The peer reviewers who conducted the Check State Plans analysis of the September version of North Carolina’s plan found plenty they didn’t like, including an overall lack of coherence between “state goals, accountability indicators, and the public accountability structure,” as well as a systemic overweighting of current achievement “relative to progress over time.” Additionally, despite inclusion of an A–F school grading system, the “plan does not always articulate a clear relationship between those letter grades and the state accountability system,” and there is a lack of urgency when it comes to identifying schools with low-performing subgroups and weak exit criteria for support.
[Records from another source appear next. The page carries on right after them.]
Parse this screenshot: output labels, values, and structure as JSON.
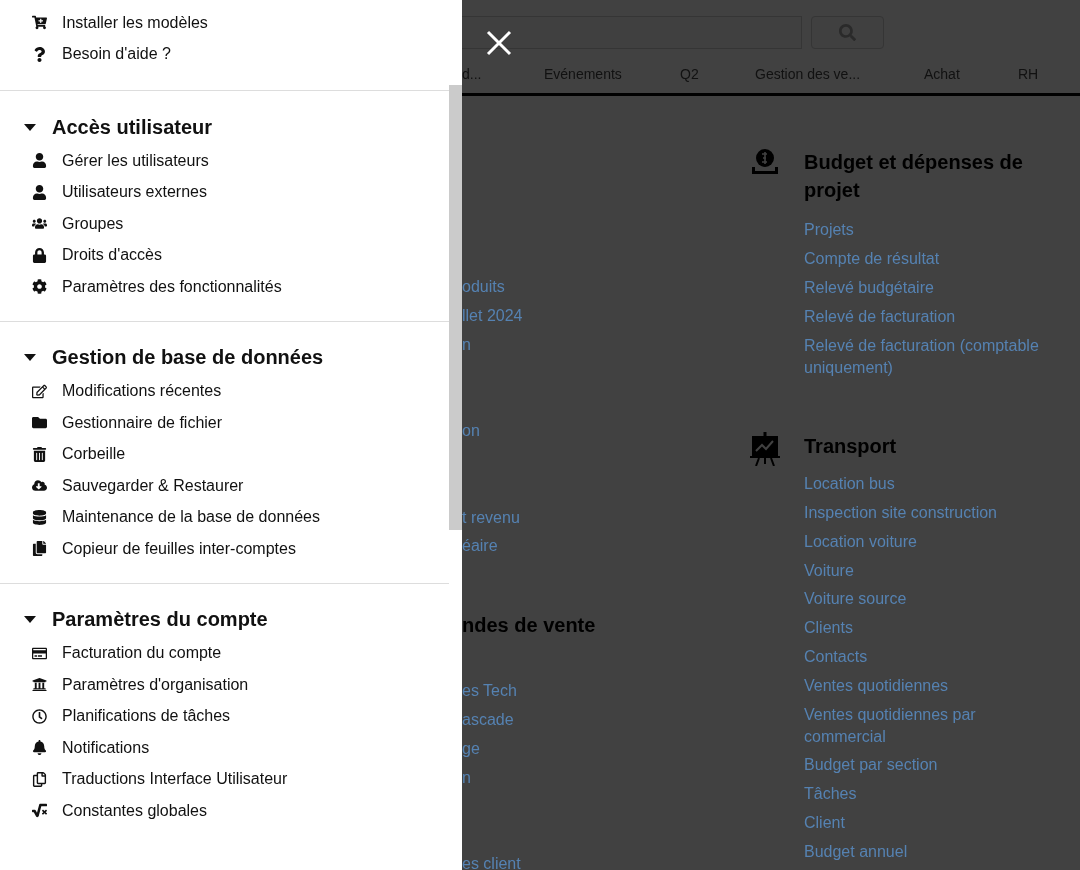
{
  "drawer": {
    "top_items": [
      {
        "label": "Installer les modèles"
      },
      {
        "label": "Besoin d'aide ?"
      }
    ],
    "sections": [
      {
        "title": "Accès utilisateur",
        "expanded": true,
        "items": [
          "Gérer les utilisateurs",
          "Utilisateurs externes",
          "Groupes",
          "Droits d'accès",
          "Paramètres des fonctionnalités"
        ]
      },
      {
        "title": "Gestion de base de données",
        "expanded": true,
        "items": [
          "Modifications récentes",
          "Gestionnaire de fichier",
          "Corbeille",
          "Sauvegarder & Restaurer",
          "Maintenance de la base de données",
          "Copieur de feuilles inter-comptes"
        ]
      },
      {
        "title": "Paramètres du compte",
        "expanded": true,
        "items": [
          "Facturation du compte",
          "Paramètres d'organisation",
          "Planifications de tâches",
          "Notifications",
          "Traductions Interface Utilisateur",
          "Constantes globales"
        ]
      }
    ]
  },
  "tabs": [
    "d...",
    "Evénements",
    "Q2",
    "Gestion des ve...",
    "Achat",
    "RH"
  ],
  "left_column": {
    "groups": [
      [
        "oduits",
        "llet 2024",
        "n"
      ],
      [
        "on"
      ],
      [
        "t revenu",
        "éaire"
      ]
    ],
    "section": {
      "title": "ndes de vente",
      "groups": [
        [
          "es Tech",
          "ascade",
          "ge",
          "n"
        ],
        [
          "es client"
        ]
      ]
    }
  },
  "right_column": [
    {
      "title": "Budget et dépenses de projet",
      "links": [
        "Projets",
        "Compte de résultat",
        "Relevé budgétaire",
        "Relevé de facturation",
        "Relevé de facturation (comptable uniquement)"
      ]
    },
    {
      "title": "Transport",
      "links": [
        "Location bus",
        "Inspection site construction",
        "Location voiture",
        "Voiture",
        "Voiture source",
        "Clients",
        "Contacts",
        "Ventes quotidiennes",
        "Ventes quotidiennes par commercial",
        "Budget par section",
        "Tâches",
        "Client",
        "Budget annuel"
      ]
    }
  ]
}
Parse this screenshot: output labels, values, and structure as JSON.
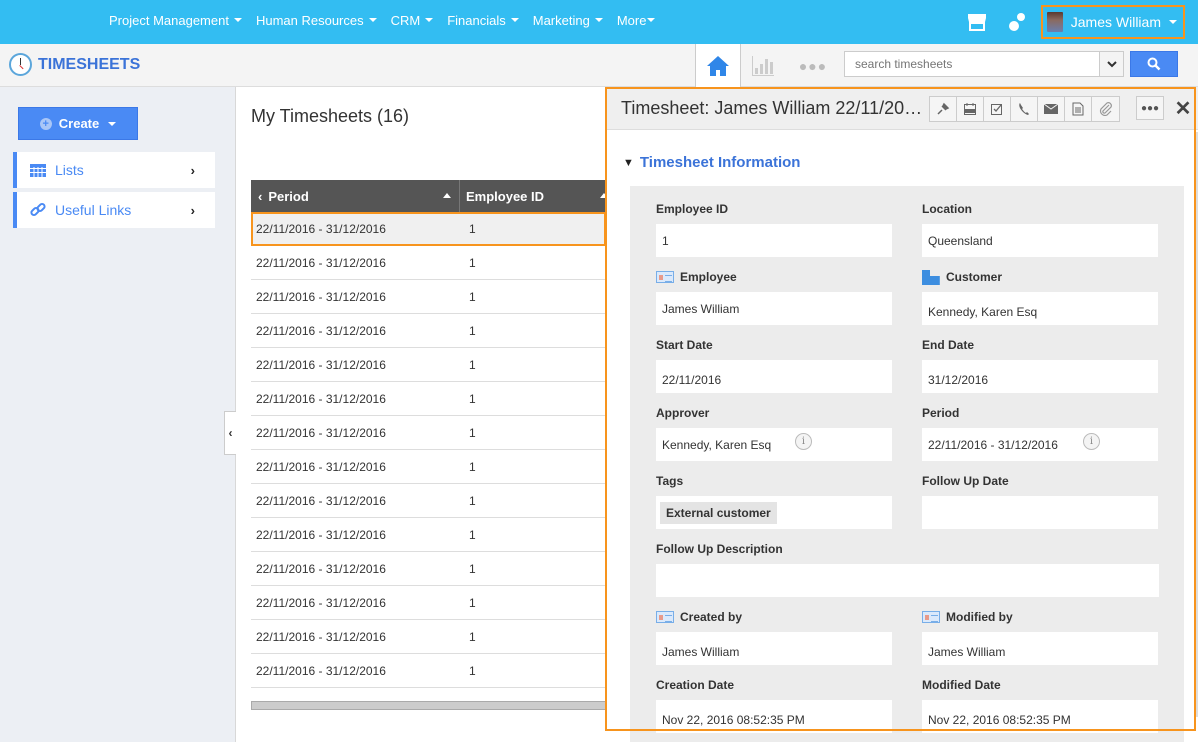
{
  "topnav": {
    "items": [
      {
        "label": "Project Management"
      },
      {
        "label": "Human Resources"
      },
      {
        "label": "CRM"
      },
      {
        "label": "Financials"
      },
      {
        "label": "Marketing"
      },
      {
        "label": "More"
      }
    ],
    "user_name": "James William"
  },
  "subbar": {
    "app_title": "TIMESHEETS",
    "search_placeholder": "search timesheets"
  },
  "sidebar": {
    "create_label": "Create",
    "items": [
      {
        "label": "Lists",
        "icon": "calendar-grid-icon"
      },
      {
        "label": "Useful Links",
        "icon": "link-icon"
      }
    ]
  },
  "list": {
    "title": "My Timesheets (16)",
    "columns": [
      "Period",
      "Employee ID"
    ],
    "rows": [
      {
        "period": "22/11/2016 - 31/12/2016",
        "employee_id": "1"
      },
      {
        "period": "22/11/2016 - 31/12/2016",
        "employee_id": "1"
      },
      {
        "period": "22/11/2016 - 31/12/2016",
        "employee_id": "1"
      },
      {
        "period": "22/11/2016 - 31/12/2016",
        "employee_id": "1"
      },
      {
        "period": "22/11/2016 - 31/12/2016",
        "employee_id": "1"
      },
      {
        "period": "22/11/2016 - 31/12/2016",
        "employee_id": "1"
      },
      {
        "period": "22/11/2016 - 31/12/2016",
        "employee_id": "1"
      },
      {
        "period": "22/11/2016 - 31/12/2016",
        "employee_id": "1"
      },
      {
        "period": "22/11/2016 - 31/12/2016",
        "employee_id": "1"
      },
      {
        "period": "22/11/2016 - 31/12/2016",
        "employee_id": "1"
      },
      {
        "period": "22/11/2016 - 31/12/2016",
        "employee_id": "1"
      },
      {
        "period": "22/11/2016 - 31/12/2016",
        "employee_id": "1"
      },
      {
        "period": "22/11/2016 - 31/12/2016",
        "employee_id": "1"
      },
      {
        "period": "22/11/2016 - 31/12/2016",
        "employee_id": "1"
      }
    ]
  },
  "detail": {
    "title": "Timesheet: James William 22/11/20…",
    "section_title": "Timesheet Information",
    "toolbar": [
      "pin-icon",
      "calendar-icon",
      "task-check-icon",
      "phone-icon",
      "email-icon",
      "note-icon",
      "attachment-icon"
    ],
    "fields": {
      "employee_id": {
        "label": "Employee ID",
        "value": "1"
      },
      "location": {
        "label": "Location",
        "value": "Queensland"
      },
      "employee": {
        "label": "Employee",
        "value": "James William"
      },
      "customer": {
        "label": "Customer",
        "value": "Kennedy, Karen Esq"
      },
      "start_date": {
        "label": "Start Date",
        "value": "22/11/2016"
      },
      "end_date": {
        "label": "End Date",
        "value": "31/12/2016"
      },
      "approver": {
        "label": "Approver",
        "value": "Kennedy, Karen Esq"
      },
      "period": {
        "label": "Period",
        "value": "22/11/2016 - 31/12/2016"
      },
      "tags": {
        "label": "Tags",
        "value": "External customer"
      },
      "follow_up_date": {
        "label": "Follow Up Date",
        "value": ""
      },
      "follow_up_description": {
        "label": "Follow Up Description",
        "value": ""
      },
      "created_by": {
        "label": "Created by",
        "value": "James William"
      },
      "modified_by": {
        "label": "Modified by",
        "value": "James William"
      },
      "creation_date": {
        "label": "Creation Date",
        "value": "Nov 22, 2016 08:52:35 PM"
      },
      "modified_date": {
        "label": "Modified Date",
        "value": "Nov 22, 2016 08:52:35 PM"
      }
    }
  },
  "colors": {
    "topbar": "#33bdf2",
    "accent": "#4a8af4",
    "highlight": "#f7941d",
    "grid_header": "#555555"
  }
}
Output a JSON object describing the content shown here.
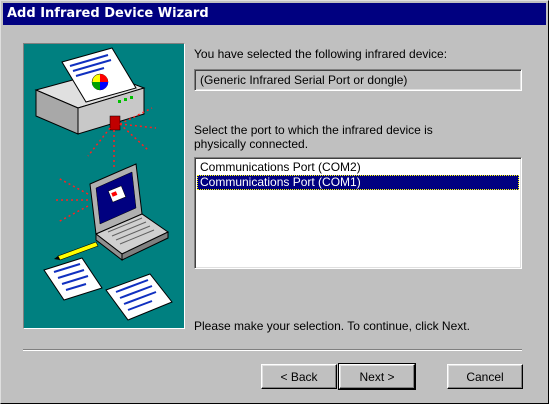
{
  "window": {
    "title": "Add Infrared Device Wizard"
  },
  "main": {
    "selected_intro": "You have selected the following infrared device:",
    "device_name": "(Generic Infrared Serial Port or dongle)",
    "port_prompt_line1": "Select the port to which the infrared device is",
    "port_prompt_line2": "physically connected.",
    "ports": [
      {
        "label": "Communications Port (COM2)",
        "selected": false
      },
      {
        "label": "Communications Port (COM1)",
        "selected": true
      }
    ],
    "instruction": "Please make your selection.  To continue, click Next."
  },
  "buttons": {
    "back_label": "< Back",
    "next_label": "Next >",
    "cancel_label": "Cancel"
  },
  "colors": {
    "titlebar": "#000080",
    "illustration_bg": "#008080",
    "selection": "#000080",
    "dialog_face": "#c0c0c0"
  },
  "icons": {
    "illustration": [
      "printer-icon",
      "laptop-icon",
      "document-icon",
      "pen-icon",
      "infrared-beam-icon"
    ]
  }
}
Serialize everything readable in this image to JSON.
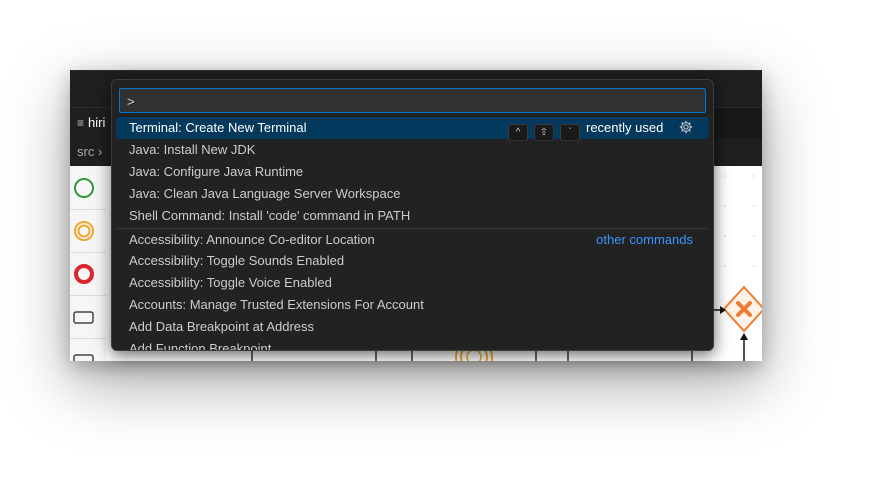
{
  "editor": {
    "tab_label": "hiri",
    "breadcrumb_root": "src",
    "breadcrumb_sep": "›"
  },
  "command_palette": {
    "input_value": ">",
    "items": [
      {
        "label": "Terminal: Create New Terminal",
        "selected": true,
        "tag": "recently used",
        "keybinding": [
          "^",
          "⇧",
          "`"
        ]
      },
      {
        "label": "Java: Install New JDK"
      },
      {
        "label": "Java: Configure Java Runtime"
      },
      {
        "label": "Java: Clean Java Language Server Workspace"
      },
      {
        "label": "Shell Command: Install 'code' command in PATH"
      },
      {
        "label": "Accessibility: Announce Co-editor Location",
        "tag": "other commands"
      },
      {
        "label": "Accessibility: Toggle Sounds Enabled"
      },
      {
        "label": "Accessibility: Toggle Voice Enabled"
      },
      {
        "label": "Accounts: Manage Trusted Extensions For Account"
      },
      {
        "label": "Add Data Breakpoint at Address"
      },
      {
        "label": "Add Function Breakpoint"
      }
    ]
  },
  "colors": {
    "selection": "#04395e",
    "link": "#3794ff",
    "focus_border": "#0078d4",
    "start_event": "#2e9b3e",
    "intermediate_event": "#f0a830",
    "end_event": "#d9262c",
    "gateway": "#f07a30"
  }
}
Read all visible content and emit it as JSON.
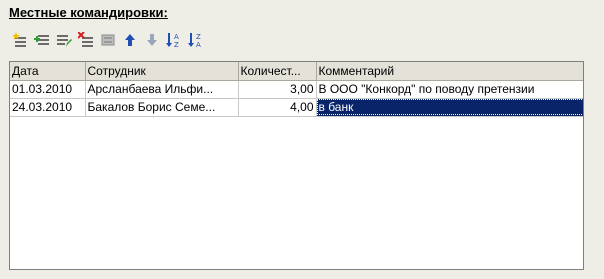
{
  "section_title": "Местные командировки:",
  "toolbar": {
    "buttons": [
      {
        "icon": "add-row-icon"
      },
      {
        "icon": "add-copy-icon"
      },
      {
        "icon": "edit-row-icon"
      },
      {
        "icon": "delete-row-icon"
      },
      {
        "icon": "end-edit-icon"
      },
      {
        "icon": "move-up-icon"
      },
      {
        "icon": "move-down-icon"
      },
      {
        "icon": "sort-ascending-icon"
      },
      {
        "icon": "sort-descending-icon"
      }
    ]
  },
  "table": {
    "columns": [
      "Дата",
      "Сотрудник",
      "Количест...",
      "Комментарий"
    ],
    "rows": [
      {
        "date": "01.03.2010",
        "employee": "Арсланбаева Ильфи...",
        "quantity": "3,00",
        "comment": "В ООО \"Конкорд\" по поводу претензии"
      },
      {
        "date": "24.03.2010",
        "employee": "Бакалов Борис Семе...",
        "quantity": "4,00",
        "comment": "в банк"
      }
    ]
  },
  "colors": {
    "background": "#efeee6",
    "header": "#e4e2d8",
    "selection": "#0a246a"
  }
}
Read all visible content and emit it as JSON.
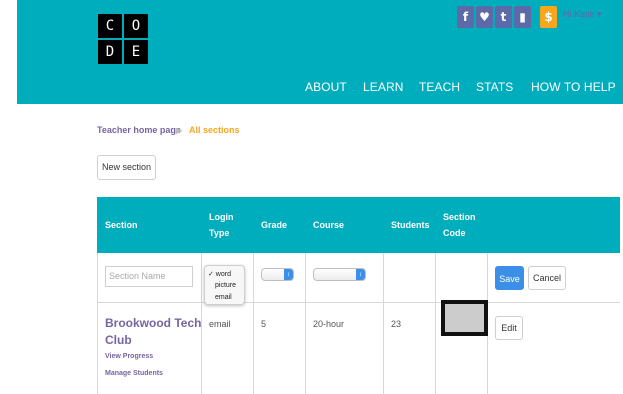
{
  "header": {
    "logo_letters": [
      "C",
      "O",
      "D",
      "E"
    ],
    "social": [
      {
        "glyph": "f",
        "name": "facebook-icon",
        "color": "#5d6aa9"
      },
      {
        "glyph": "♥",
        "name": "twitter-icon",
        "color": "#5d6aa9"
      },
      {
        "glyph": "t",
        "name": "tumblr-icon",
        "color": "#5d6aa9"
      },
      {
        "glyph": "▮",
        "name": "shirt-icon",
        "color": "#5d6aa9"
      },
      {
        "glyph": "$",
        "name": "donate-icon",
        "color": "#f7a71c"
      }
    ],
    "greeting": "Hi Katie ▾",
    "nav": [
      "ABOUT",
      "LEARN",
      "TEACH",
      "STATS",
      "HOW TO HELP"
    ]
  },
  "breadcrumb": {
    "home": "Teacher home page",
    "separator": "▶",
    "current": "All sections"
  },
  "new_section_label": "New section",
  "table": {
    "headers": {
      "section": "Section",
      "login_type": [
        "Login",
        "Type"
      ],
      "grade": "Grade",
      "course": "Course",
      "students": "Students",
      "section_code": [
        "Section",
        "Code"
      ]
    },
    "new_row": {
      "name_placeholder": "Section Name",
      "login_options": [
        "✓ word",
        "picture",
        "email"
      ],
      "save_label": "Save",
      "cancel_label": "Cancel"
    },
    "rows": [
      {
        "name_line1": "Brookwood Tech",
        "name_line2": "Club",
        "view_progress": "View Progress",
        "manage_students": "Manage Students",
        "login_type": "email",
        "grade": "5",
        "course": "20-hour",
        "students": "23",
        "edit_label": "Edit"
      }
    ]
  },
  "colors": {
    "brand": "#00adbc",
    "purple": "#7665a0",
    "orange": "#f7a71c"
  }
}
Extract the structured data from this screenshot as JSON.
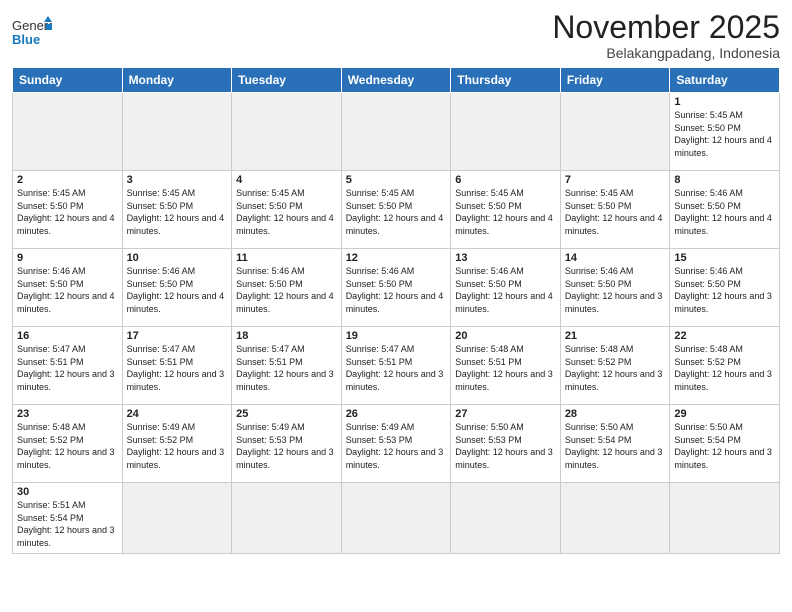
{
  "logo": {
    "general": "General",
    "blue": "Blue"
  },
  "title": "November 2025",
  "location": "Belakangpadang, Indonesia",
  "weekdays": [
    "Sunday",
    "Monday",
    "Tuesday",
    "Wednesday",
    "Thursday",
    "Friday",
    "Saturday"
  ],
  "days": {
    "1": {
      "sunrise": "5:45 AM",
      "sunset": "5:50 PM",
      "daylight": "12 hours and 4 minutes."
    },
    "2": {
      "sunrise": "5:45 AM",
      "sunset": "5:50 PM",
      "daylight": "12 hours and 4 minutes."
    },
    "3": {
      "sunrise": "5:45 AM",
      "sunset": "5:50 PM",
      "daylight": "12 hours and 4 minutes."
    },
    "4": {
      "sunrise": "5:45 AM",
      "sunset": "5:50 PM",
      "daylight": "12 hours and 4 minutes."
    },
    "5": {
      "sunrise": "5:45 AM",
      "sunset": "5:50 PM",
      "daylight": "12 hours and 4 minutes."
    },
    "6": {
      "sunrise": "5:45 AM",
      "sunset": "5:50 PM",
      "daylight": "12 hours and 4 minutes."
    },
    "7": {
      "sunrise": "5:45 AM",
      "sunset": "5:50 PM",
      "daylight": "12 hours and 4 minutes."
    },
    "8": {
      "sunrise": "5:46 AM",
      "sunset": "5:50 PM",
      "daylight": "12 hours and 4 minutes."
    },
    "9": {
      "sunrise": "5:46 AM",
      "sunset": "5:50 PM",
      "daylight": "12 hours and 4 minutes."
    },
    "10": {
      "sunrise": "5:46 AM",
      "sunset": "5:50 PM",
      "daylight": "12 hours and 4 minutes."
    },
    "11": {
      "sunrise": "5:46 AM",
      "sunset": "5:50 PM",
      "daylight": "12 hours and 4 minutes."
    },
    "12": {
      "sunrise": "5:46 AM",
      "sunset": "5:50 PM",
      "daylight": "12 hours and 4 minutes."
    },
    "13": {
      "sunrise": "5:46 AM",
      "sunset": "5:50 PM",
      "daylight": "12 hours and 4 minutes."
    },
    "14": {
      "sunrise": "5:46 AM",
      "sunset": "5:50 PM",
      "daylight": "12 hours and 3 minutes."
    },
    "15": {
      "sunrise": "5:46 AM",
      "sunset": "5:50 PM",
      "daylight": "12 hours and 3 minutes."
    },
    "16": {
      "sunrise": "5:47 AM",
      "sunset": "5:51 PM",
      "daylight": "12 hours and 3 minutes."
    },
    "17": {
      "sunrise": "5:47 AM",
      "sunset": "5:51 PM",
      "daylight": "12 hours and 3 minutes."
    },
    "18": {
      "sunrise": "5:47 AM",
      "sunset": "5:51 PM",
      "daylight": "12 hours and 3 minutes."
    },
    "19": {
      "sunrise": "5:47 AM",
      "sunset": "5:51 PM",
      "daylight": "12 hours and 3 minutes."
    },
    "20": {
      "sunrise": "5:48 AM",
      "sunset": "5:51 PM",
      "daylight": "12 hours and 3 minutes."
    },
    "21": {
      "sunrise": "5:48 AM",
      "sunset": "5:52 PM",
      "daylight": "12 hours and 3 minutes."
    },
    "22": {
      "sunrise": "5:48 AM",
      "sunset": "5:52 PM",
      "daylight": "12 hours and 3 minutes."
    },
    "23": {
      "sunrise": "5:48 AM",
      "sunset": "5:52 PM",
      "daylight": "12 hours and 3 minutes."
    },
    "24": {
      "sunrise": "5:49 AM",
      "sunset": "5:52 PM",
      "daylight": "12 hours and 3 minutes."
    },
    "25": {
      "sunrise": "5:49 AM",
      "sunset": "5:53 PM",
      "daylight": "12 hours and 3 minutes."
    },
    "26": {
      "sunrise": "5:49 AM",
      "sunset": "5:53 PM",
      "daylight": "12 hours and 3 minutes."
    },
    "27": {
      "sunrise": "5:50 AM",
      "sunset": "5:53 PM",
      "daylight": "12 hours and 3 minutes."
    },
    "28": {
      "sunrise": "5:50 AM",
      "sunset": "5:54 PM",
      "daylight": "12 hours and 3 minutes."
    },
    "29": {
      "sunrise": "5:50 AM",
      "sunset": "5:54 PM",
      "daylight": "12 hours and 3 minutes."
    },
    "30": {
      "sunrise": "5:51 AM",
      "sunset": "5:54 PM",
      "daylight": "12 hours and 3 minutes."
    }
  }
}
The Oklahoman reported in December that the U.S. Department of Education had requested “additional details and clarifications” before it could give Oklahoma’s ESSA plan final approval. In total, the Department asked for clarification or more information on dozens of aspects of Oklahoma’s plan, including wanting to know how state education officials plan to “track student growth among various student subgroups” and “how struggling schools exit an improvement plan,” as well as the process by which English language proficiency will be calculated for individual schools. A spokesperson for the state Department of Education said this feedback was “not unexpected,” because a number of the federal agency’s questions “stemmed from data that had not been available at the time of the plan’s submission deadline.”
Check State Plans found that Oklahoma’s plan as it was submitted in September includes an “overall uncertainty and lack of detail” that make it hard to determine the state’s long-term goals. The plan does not provide academic achievement targets, and it “has not yet settled on a definition for how it will measure achievement in its accountability system” or how low-performing schools can exit improvement status. At the same time, the “bar appears to be set very low for schools to show improvement,” and it is unclear whether struggling schools will receive adequate support. Additionally, the plan assigns students to only one subgroup, regardless of whether they qualify for multiple groups, and the penalty for schools failing to hit participation rate requirements “does not provide a sufficient incentive” to ensure all students, “especially historically low-performing subgroups of students,” take part in assessments.
According to Education Week’s Alyson Klein, the Department of Education told Utah in December that the state “needs to spell out its long-term goals for math and reading, and for English-language learners to attain proficiency” in its original ESSA plan. Federal officials also said the state needs to “make it clear whether it is using the ACT or some other assessment as its test for high school students.”
Additionally, the Utah plan proposed allowing local school districts to determine their own factors to measure school quality and student success. However, if these factors “are used in state accountability determinations, the department is worried not every school will be held accountable for the same indicators.” It remains unclear whether factors such as English language proficiency, graduation rates, and exam results will “make up at least half of a school’s overall rating in Utah’s system, as required by ESSA,” the Education Department said in its letter to state officials. Utah submitted a revised ESSA plan in March
According to the Check State Plans analysis of Utah’s plan as it was submitted in September, the “state does not directly incorporate individual subgroup performance into a school’s rating,” and it omits key details for aspects of its plan, such as “the grading scale that distinguishes the final grade a school receives,” and likely has “set too low a bar for students.” Additionally, the plan provides little information about “the actions and strategies that will be implemented to improve low-performing schools,” and it fails to “provide sufficient detail about its ongoing activities to engage stakeholders and educators.”Submit a Letter to the Editor